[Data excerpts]
--- START ---
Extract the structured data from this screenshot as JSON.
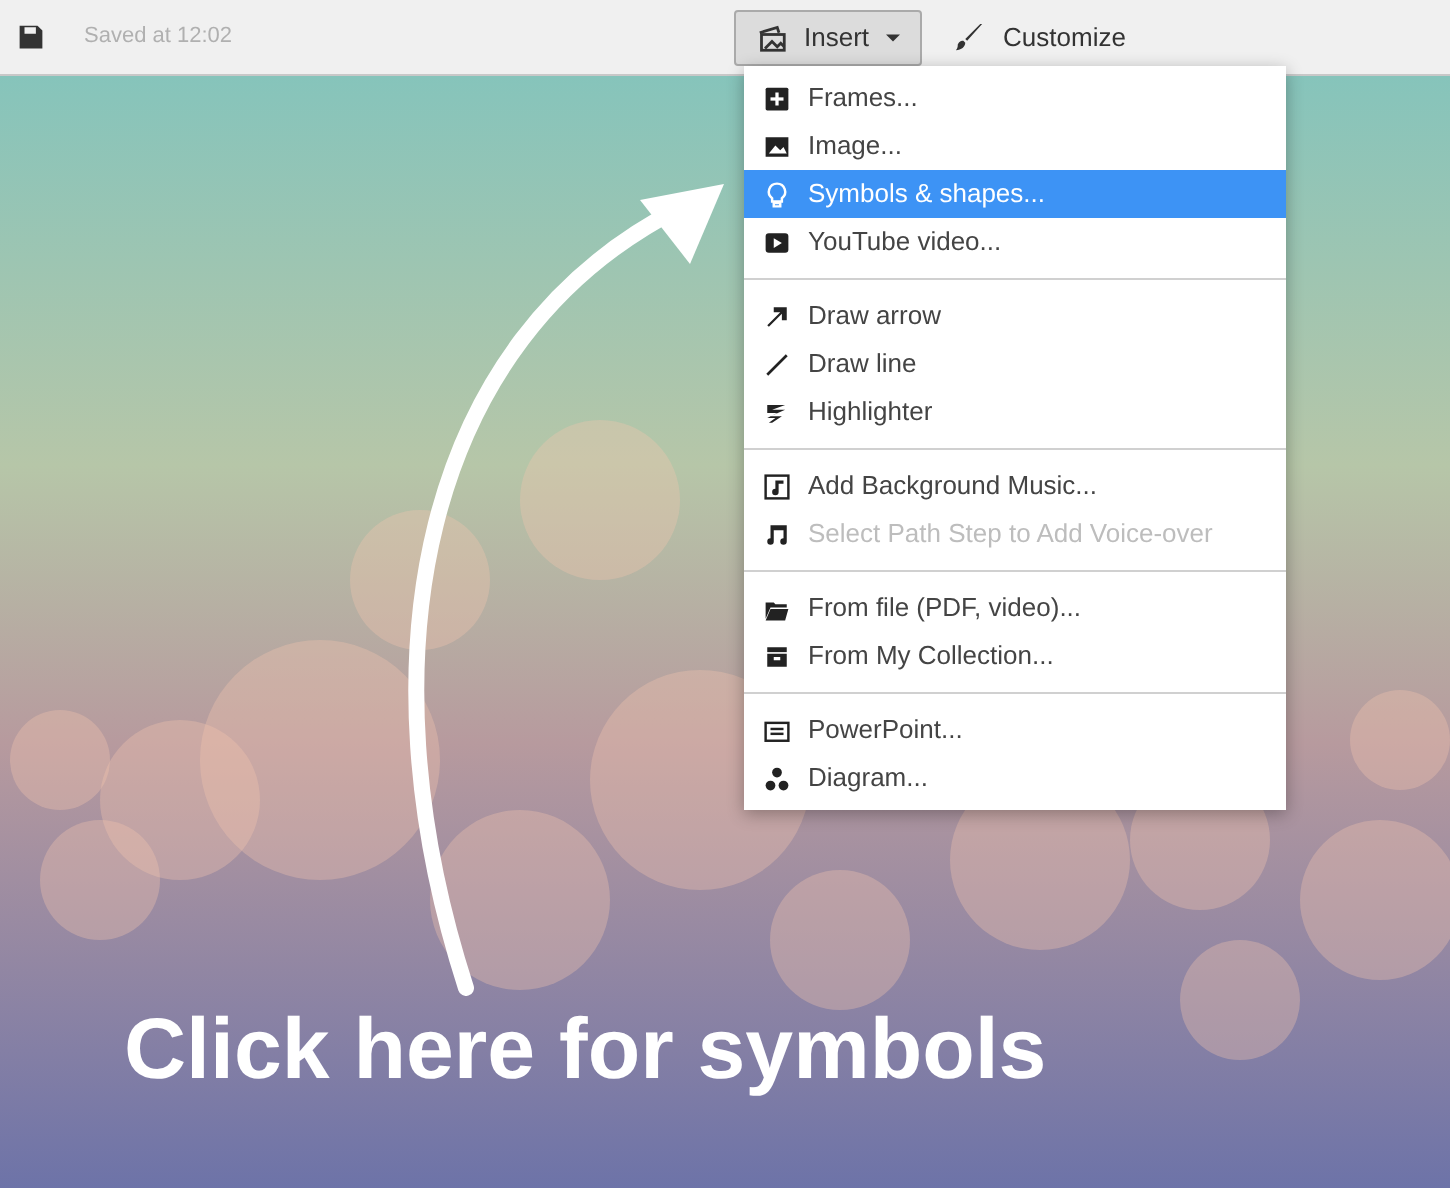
{
  "toolbar": {
    "save_status": "Saved at 12:02",
    "insert_button": {
      "label": "Insert",
      "expanded": true
    },
    "customize_button": {
      "label": "Customize"
    }
  },
  "insert_menu": {
    "groups": [
      [
        {
          "label": "Frames...",
          "selected": false,
          "disabled": false
        },
        {
          "label": "Image...",
          "selected": false,
          "disabled": false
        },
        {
          "label": "Symbols & shapes...",
          "selected": true,
          "disabled": false
        },
        {
          "label": "YouTube video...",
          "selected": false,
          "disabled": false
        }
      ],
      [
        {
          "label": "Draw arrow",
          "selected": false,
          "disabled": false
        },
        {
          "label": "Draw line",
          "selected": false,
          "disabled": false
        },
        {
          "label": "Highlighter",
          "selected": false,
          "disabled": false
        }
      ],
      [
        {
          "label": "Add Background Music...",
          "selected": false,
          "disabled": false
        },
        {
          "label": "Select Path Step to Add Voice-over",
          "selected": false,
          "disabled": true
        }
      ],
      [
        {
          "label": "From file (PDF, video)...",
          "selected": false,
          "disabled": false
        },
        {
          "label": "From My Collection...",
          "selected": false,
          "disabled": false
        }
      ],
      [
        {
          "label": "PowerPoint...",
          "selected": false,
          "disabled": false
        },
        {
          "label": "Diagram...",
          "selected": false,
          "disabled": false
        }
      ]
    ]
  },
  "annotation": {
    "caption": "Click here for symbols"
  }
}
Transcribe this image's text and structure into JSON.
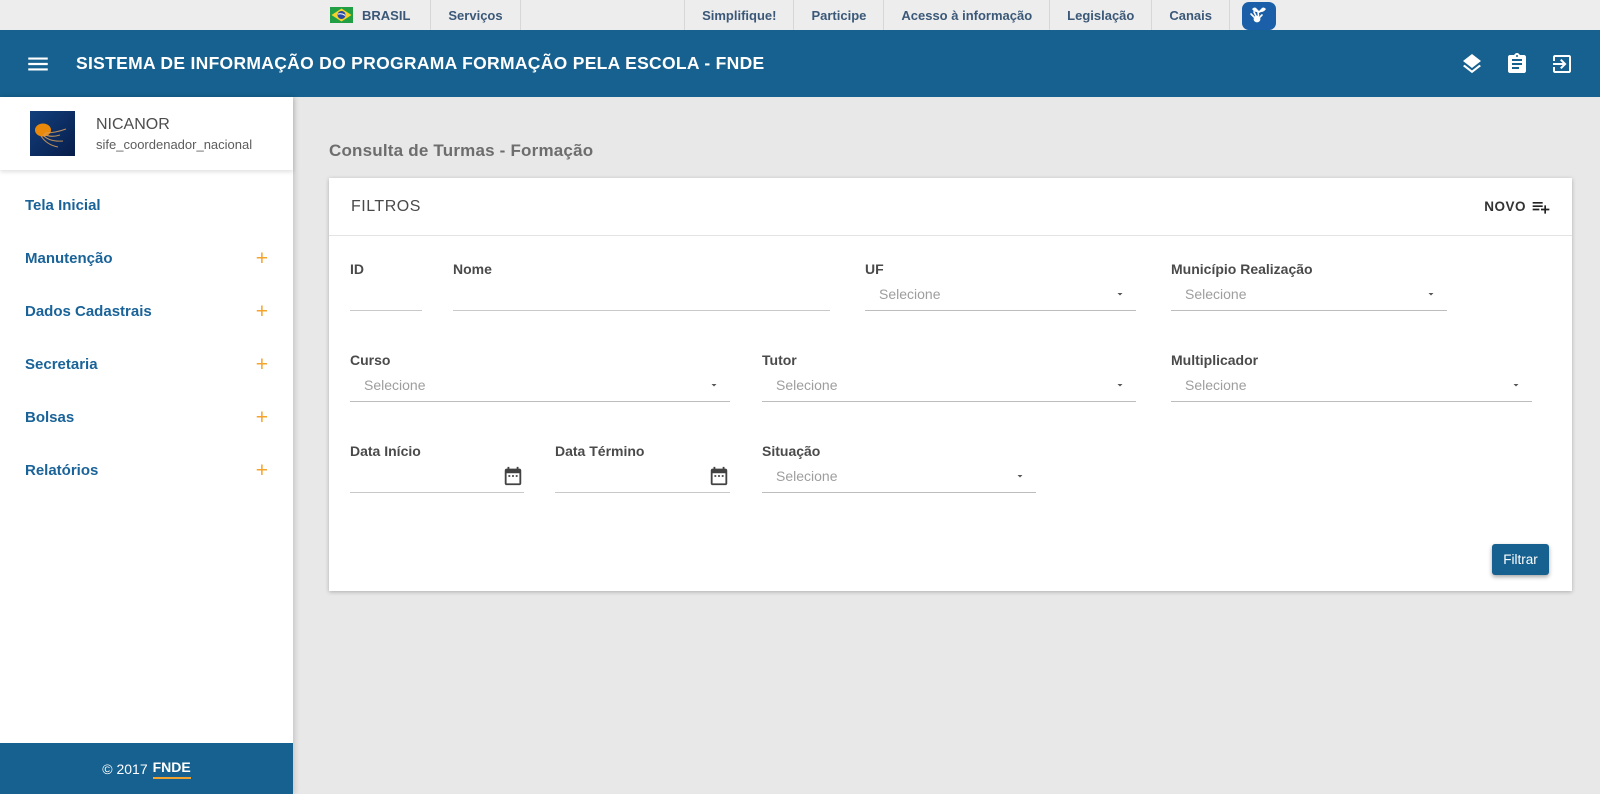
{
  "govbar": {
    "brand": "BRASIL",
    "links_left": [
      "Serviços"
    ],
    "links_right": [
      "Simplifique!",
      "Participe",
      "Acesso à informação",
      "Legislação",
      "Canais"
    ]
  },
  "appbar": {
    "title": "SISTEMA DE INFORMAÇÃO DO PROGRAMA FORMAÇÃO PELA ESCOLA - FNDE",
    "icons": [
      "layers-icon",
      "assignment-icon",
      "exit-icon"
    ]
  },
  "sidebar": {
    "user": {
      "name": "NICANOR",
      "role": "sife_coordenador_nacional"
    },
    "items": [
      {
        "label": "Tela Inicial",
        "expandable": false
      },
      {
        "label": "Manutenção",
        "expandable": true
      },
      {
        "label": "Dados Cadastrais",
        "expandable": true
      },
      {
        "label": "Secretaria",
        "expandable": true
      },
      {
        "label": "Bolsas",
        "expandable": true
      },
      {
        "label": "Relatórios",
        "expandable": true
      }
    ],
    "footer": {
      "copyright": "© 2017",
      "brand": "FNDE"
    }
  },
  "main": {
    "page_title": "Consulta de Turmas - Formação",
    "card": {
      "title": "FILTROS",
      "new_button_label": "NOVO",
      "fields": [
        {
          "label": "ID",
          "type": "text",
          "value": ""
        },
        {
          "label": "Nome",
          "type": "text",
          "value": ""
        },
        {
          "label": "UF",
          "type": "select",
          "placeholder": "Selecione"
        },
        {
          "label": "Município Realização",
          "type": "select",
          "placeholder": "Selecione"
        },
        {
          "label": "Curso",
          "type": "select",
          "placeholder": "Selecione"
        },
        {
          "label": "Tutor",
          "type": "select",
          "placeholder": "Selecione"
        },
        {
          "label": "Multiplicador",
          "type": "select",
          "placeholder": "Selecione"
        },
        {
          "label": "Data Início",
          "type": "date",
          "value": ""
        },
        {
          "label": "Data Término",
          "type": "date",
          "value": ""
        },
        {
          "label": "Situação",
          "type": "select",
          "placeholder": "Selecione"
        }
      ],
      "submit_label": "Filtrar"
    }
  },
  "icons": {
    "expand": "+"
  },
  "colors": {
    "primary_blue": "#16618f",
    "accent_orange": "#f5a42e",
    "govbar_bg": "#ededed",
    "govbar_text": "#3b5878",
    "page_bg": "#e8e8e8",
    "sidebar_link": "#1a6399",
    "vlibras_blue": "#1b5fa8"
  }
}
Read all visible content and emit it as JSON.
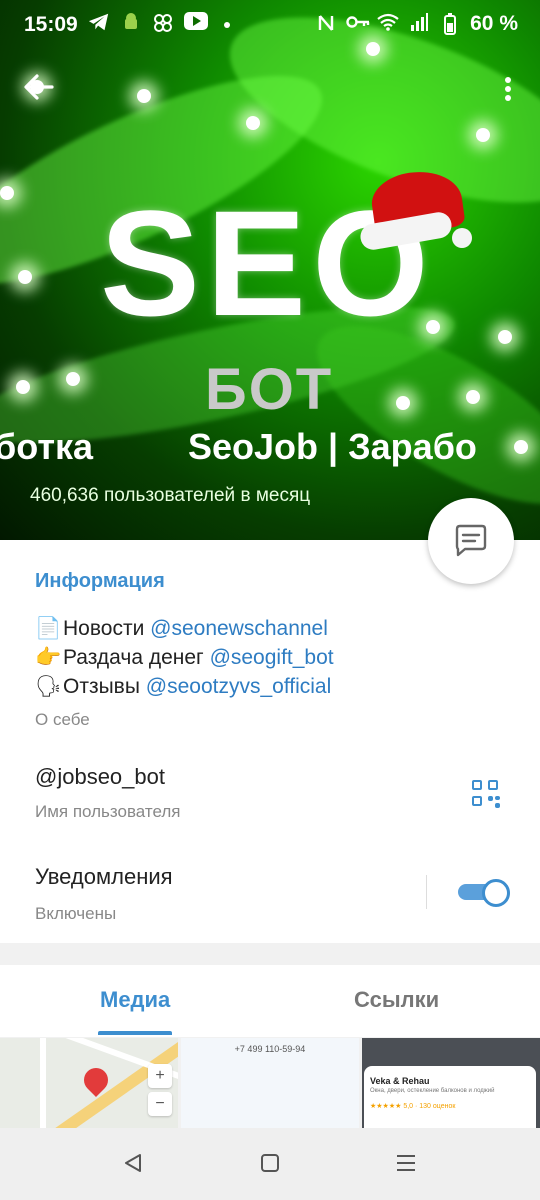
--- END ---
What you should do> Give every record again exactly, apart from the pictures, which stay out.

Output for this exercise>
Extract the structured data from this screenshot as JSON.
{
  "toolbar": {
    "save_status": "Saved at 12:02",
    "insert_button": {
      "label": "Insert",
      "expanded": true
    },
    "customize_button": {
      "label": "Customize"
    }
  },
  "insert_menu": {
    "groups": [
      [
        {
          "label": "Frames...",
          "selected": false,
          "disabled": false
        },
        {
          "label": "Image...",
          "selected": false,
          "disabled": false
        },
        {
          "label": "Symbols & shapes...",
          "selected": true,
          "disabled": false
        },
        {
          "label": "YouTube video...",
          "selected": false,
          "disabled": false
        }
      ],
      [
        {
          "label": "Draw arrow",
          "selected": false,
          "disabled": false
        },
        {
          "label": "Draw line",
          "selected": false,
          "disabled": false
        },
        {
          "label": "Highlighter",
          "selected": false,
          "disabled": false
        }
      ],
      [
        {
          "label": "Add Background Music...",
          "selected": false,
          "disabled": false
        },
        {
          "label": "Select Path Step to Add Voice-over",
          "selected": false,
          "disabled": true
        }
      ],
      [
        {
          "label": "From file (PDF, video)...",
          "selected": false,
          "disabled": false
        },
        {
          "label": "From My Collection...",
          "selected": false,
          "disabled": false
        }
      ],
      [
        {
          "label": "PowerPoint...",
          "selected": false,
          "disabled": false
        },
        {
          "label": "Diagram...",
          "selected": false,
          "disabled": false
        }
      ]
    ]
  },
  "annotation": {
    "caption": "Click here for symbols"
  }
}
Transcribe this image's text and structure into JSON.
{
  "govbar": {
    "brand": "BRASIL",
    "links_left": [
      "Serviços"
    ],
    "links_right": [
      "Simplifique!",
      "Participe",
      "Acesso à informação",
      "Legislação",
      "Canais"
    ]
  },
  "appbar": {
    "title": "SISTEMA DE INFORMAÇÃO DO PROGRAMA FORMAÇÃO PELA ESCOLA - FNDE",
    "icons": [
      "layers-icon",
      "assignment-icon",
      "exit-icon"
    ]
  },
  "sidebar": {
    "user": {
      "name": "NICANOR",
      "role": "sife_coordenador_nacional"
    },
    "items": [
      {
        "label": "Tela Inicial",
        "expandable": false
      },
      {
        "label": "Manutenção",
        "expandable": true
      },
      {
        "label": "Dados Cadastrais",
        "expandable": true
      },
      {
        "label": "Secretaria",
        "expandable": true
      },
      {
        "label": "Bolsas",
        "expandable": true
      },
      {
        "label": "Relatórios",
        "expandable": true
      }
    ],
    "footer": {
      "copyright": "© 2017",
      "brand": "FNDE"
    }
  },
  "main": {
    "page_title": "Consulta de Turmas - Formação",
    "card": {
      "title": "FILTROS",
      "new_button_label": "NOVO",
      "fields": [
        {
          "label": "ID",
          "type": "text",
          "value": ""
        },
        {
          "label": "Nome",
          "type": "text",
          "value": ""
        },
        {
          "label": "UF",
          "type": "select",
          "placeholder": "Selecione"
        },
        {
          "label": "Município Realização",
          "type": "select",
          "placeholder": "Selecione"
        },
        {
          "label": "Curso",
          "type": "select",
          "placeholder": "Selecione"
        },
        {
          "label": "Tutor",
          "type": "select",
          "placeholder": "Selecione"
        },
        {
          "label": "Multiplicador",
          "type": "select",
          "placeholder": "Selecione"
        },
        {
          "label": "Data Início",
          "type": "date",
          "value": ""
        },
        {
          "label": "Data Término",
          "type": "date",
          "value": ""
        },
        {
          "label": "Situação",
          "type": "select",
          "placeholder": "Selecione"
        }
      ],
      "submit_label": "Filtrar"
    }
  },
  "icons": {
    "expand": "+"
  },
  "colors": {
    "primary_blue": "#16618f",
    "accent_orange": "#f5a42e",
    "govbar_bg": "#ededed",
    "govbar_text": "#3b5878",
    "page_bg": "#e8e8e8",
    "sidebar_link": "#1a6399",
    "vlibras_blue": "#1b5fa8"
  }
}
Read all visible content and emit it as JSON.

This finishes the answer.